[Your assignment] Every line of the records below that has the word "icon" should be copied.

[Records to process]
- - - - -

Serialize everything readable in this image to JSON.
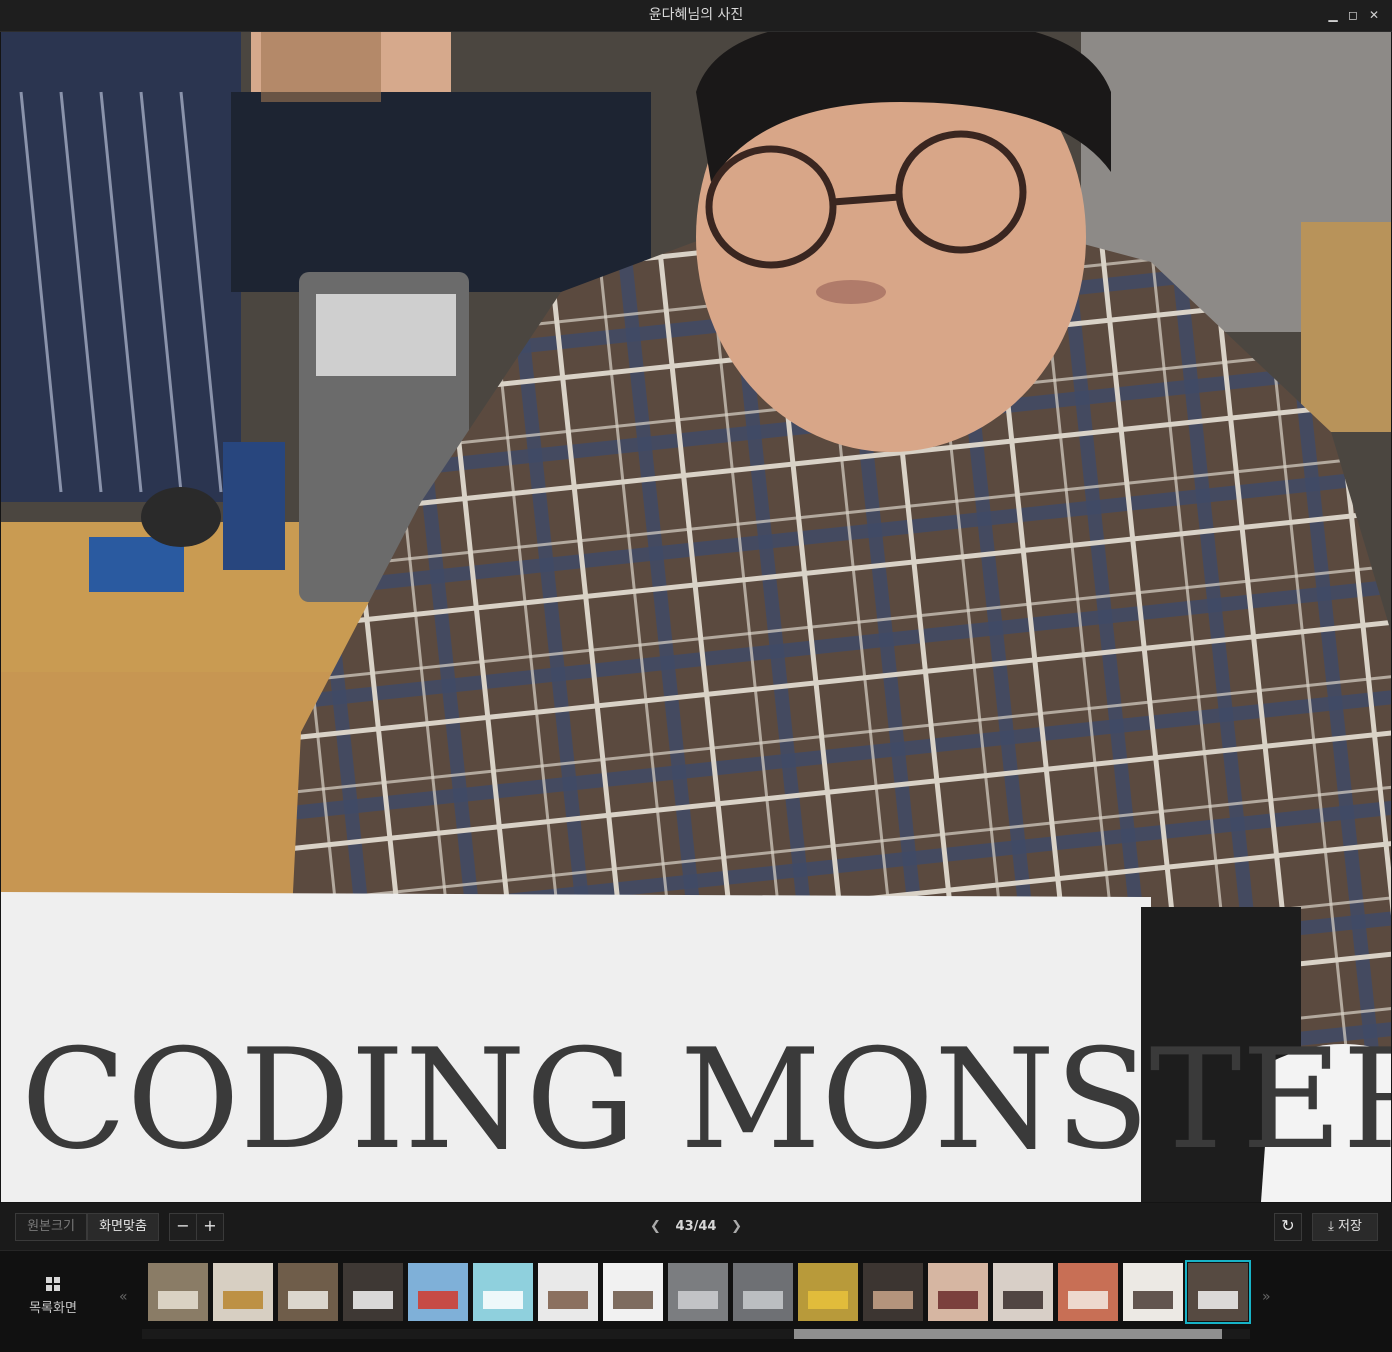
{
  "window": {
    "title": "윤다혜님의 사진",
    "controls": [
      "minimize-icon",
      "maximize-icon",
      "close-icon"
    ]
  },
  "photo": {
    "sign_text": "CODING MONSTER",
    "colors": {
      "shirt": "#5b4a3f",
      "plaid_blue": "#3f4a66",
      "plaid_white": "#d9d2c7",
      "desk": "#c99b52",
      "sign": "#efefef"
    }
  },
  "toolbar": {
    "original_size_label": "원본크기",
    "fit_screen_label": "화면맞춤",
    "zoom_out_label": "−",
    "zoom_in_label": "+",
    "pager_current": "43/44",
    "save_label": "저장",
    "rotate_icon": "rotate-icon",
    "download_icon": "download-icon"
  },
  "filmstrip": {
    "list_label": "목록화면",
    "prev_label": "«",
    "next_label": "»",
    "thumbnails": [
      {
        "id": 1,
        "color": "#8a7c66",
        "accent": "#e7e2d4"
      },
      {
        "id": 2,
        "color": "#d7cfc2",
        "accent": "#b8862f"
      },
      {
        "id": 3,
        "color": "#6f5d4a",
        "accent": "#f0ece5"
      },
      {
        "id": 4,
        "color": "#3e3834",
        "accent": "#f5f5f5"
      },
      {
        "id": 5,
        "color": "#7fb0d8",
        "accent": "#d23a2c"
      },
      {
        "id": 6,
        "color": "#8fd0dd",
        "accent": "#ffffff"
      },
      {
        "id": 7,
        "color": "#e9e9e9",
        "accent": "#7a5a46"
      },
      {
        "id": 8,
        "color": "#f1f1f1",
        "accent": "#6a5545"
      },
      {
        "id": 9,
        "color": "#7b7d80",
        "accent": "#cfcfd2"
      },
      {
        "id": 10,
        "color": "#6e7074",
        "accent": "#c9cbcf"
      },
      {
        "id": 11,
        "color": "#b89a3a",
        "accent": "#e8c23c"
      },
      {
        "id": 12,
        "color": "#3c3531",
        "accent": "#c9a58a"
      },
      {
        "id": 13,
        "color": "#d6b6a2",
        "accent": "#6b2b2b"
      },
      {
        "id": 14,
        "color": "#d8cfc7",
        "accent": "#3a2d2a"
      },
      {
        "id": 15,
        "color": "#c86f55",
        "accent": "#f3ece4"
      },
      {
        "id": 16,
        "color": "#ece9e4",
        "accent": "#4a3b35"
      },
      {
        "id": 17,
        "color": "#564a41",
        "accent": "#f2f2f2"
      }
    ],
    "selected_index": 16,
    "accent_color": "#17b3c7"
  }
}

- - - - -

[Response to this task]
      "minimize-icon",
      "maximize-icon",
      "close-icon"
    "rotate_icon": "rotate-icon",
    "download_icon": "download-icon"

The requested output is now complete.